A 14-year-old national swimming champion couldn’t make it to the Paralympics because someone forgot to send the papers.
Parth Hendre, a strong, bright 9th grader, is paralysed below the waist, but he’s been a minor celebrity since he was eight. After winning various national competitions and securing two spots in the Limca Book of Records, the swimming champ, who suffers from spina bifida (split spine), topped the national swimming tryouts in Haryana last year, and earned a spot in the team headed for the Tokyo 2009 Asian Youth Paralympic Games. The Games, which took place in early September, was to have been the highlight of 14-year-old Parth’s swimming career. “My first international event,” says Parth. As it turned out, this month has been the lowest point in the young man’s sports life.
The Indian team didn’t make it because, apparently, the players simply weren’t registered on time. Someone, its not clear who, forgot to do the paperwork. The Paralympic Committee of India (PCI), the Bangalore-based body that represents physically disabled sportspeople in India, blames the sports ministry. “What can we do if the government didn’t pay the fees on time and send the papers, you should ask someone in Delhi,” says CV Raghunath, the administrator of PCI. The Games, which took place in the second week of September, are organised by the International Paralympic Association for disabled sportspeople.
“We kept checking with them if everything was fine, and then on August 29 they just said ‘sorry, we forgot to send the papers so no one will represent India this time,’” says Kishore Hendre, Parth’s father.

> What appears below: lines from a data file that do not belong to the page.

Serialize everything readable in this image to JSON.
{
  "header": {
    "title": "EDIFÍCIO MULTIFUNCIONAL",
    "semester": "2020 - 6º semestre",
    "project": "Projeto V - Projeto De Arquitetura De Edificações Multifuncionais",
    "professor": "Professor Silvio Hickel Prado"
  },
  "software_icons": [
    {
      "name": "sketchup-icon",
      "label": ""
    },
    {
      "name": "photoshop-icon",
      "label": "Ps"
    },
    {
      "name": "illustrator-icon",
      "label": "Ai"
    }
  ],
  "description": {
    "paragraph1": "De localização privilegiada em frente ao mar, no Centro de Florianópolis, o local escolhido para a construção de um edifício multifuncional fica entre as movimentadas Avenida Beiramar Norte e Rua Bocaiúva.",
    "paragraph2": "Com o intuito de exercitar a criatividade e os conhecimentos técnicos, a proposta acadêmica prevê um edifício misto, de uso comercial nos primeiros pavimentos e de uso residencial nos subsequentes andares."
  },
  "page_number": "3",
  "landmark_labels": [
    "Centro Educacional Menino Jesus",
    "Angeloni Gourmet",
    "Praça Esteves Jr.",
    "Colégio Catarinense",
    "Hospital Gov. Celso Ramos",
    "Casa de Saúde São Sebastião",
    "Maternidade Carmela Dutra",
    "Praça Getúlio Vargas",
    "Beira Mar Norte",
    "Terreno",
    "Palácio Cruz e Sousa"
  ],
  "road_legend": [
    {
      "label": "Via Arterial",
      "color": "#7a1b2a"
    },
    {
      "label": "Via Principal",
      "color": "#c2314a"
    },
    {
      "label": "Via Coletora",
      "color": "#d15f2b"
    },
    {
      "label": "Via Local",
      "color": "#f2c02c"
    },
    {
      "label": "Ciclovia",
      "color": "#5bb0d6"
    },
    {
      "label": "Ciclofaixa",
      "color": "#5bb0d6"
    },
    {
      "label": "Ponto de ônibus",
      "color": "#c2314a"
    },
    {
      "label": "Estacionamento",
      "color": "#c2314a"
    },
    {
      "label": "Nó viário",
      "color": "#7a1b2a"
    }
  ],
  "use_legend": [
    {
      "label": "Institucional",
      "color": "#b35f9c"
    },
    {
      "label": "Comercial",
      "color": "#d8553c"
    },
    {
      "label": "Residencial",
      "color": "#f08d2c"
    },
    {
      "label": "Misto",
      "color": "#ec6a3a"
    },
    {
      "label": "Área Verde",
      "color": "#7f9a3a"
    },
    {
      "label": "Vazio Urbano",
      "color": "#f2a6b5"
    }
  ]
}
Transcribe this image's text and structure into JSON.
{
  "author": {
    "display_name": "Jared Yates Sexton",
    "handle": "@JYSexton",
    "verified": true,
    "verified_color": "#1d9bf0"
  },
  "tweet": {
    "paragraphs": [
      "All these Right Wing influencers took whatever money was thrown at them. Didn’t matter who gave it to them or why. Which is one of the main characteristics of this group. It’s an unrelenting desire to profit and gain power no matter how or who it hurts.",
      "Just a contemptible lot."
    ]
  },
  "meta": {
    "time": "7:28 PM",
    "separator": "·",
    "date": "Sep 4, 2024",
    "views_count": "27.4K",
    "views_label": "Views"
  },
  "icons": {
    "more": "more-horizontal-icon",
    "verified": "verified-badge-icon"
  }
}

It’s a big disappointment for Parth and his family, who use all their financial and emotional resources to keep the young man going. In 2003, he swam 14 km from Elephanta Caves to the Gateway of India, a feat that earned him a place in the Limca Book of Records. The Paralympics fiasco must rankle, though Parth makes it sound like he has begun to make his peace with it: “It’s just that what happened was so silly,” he says.
With Somdev Devvarman, Saina Nehwal, and the Hand of Paul, it’s been a heartening season for Indian sports. A rare run of successes that makes you naively imagine that perhaps now the Indian government will be less cavalier with its non-cricketing sportsmen. Apparently not.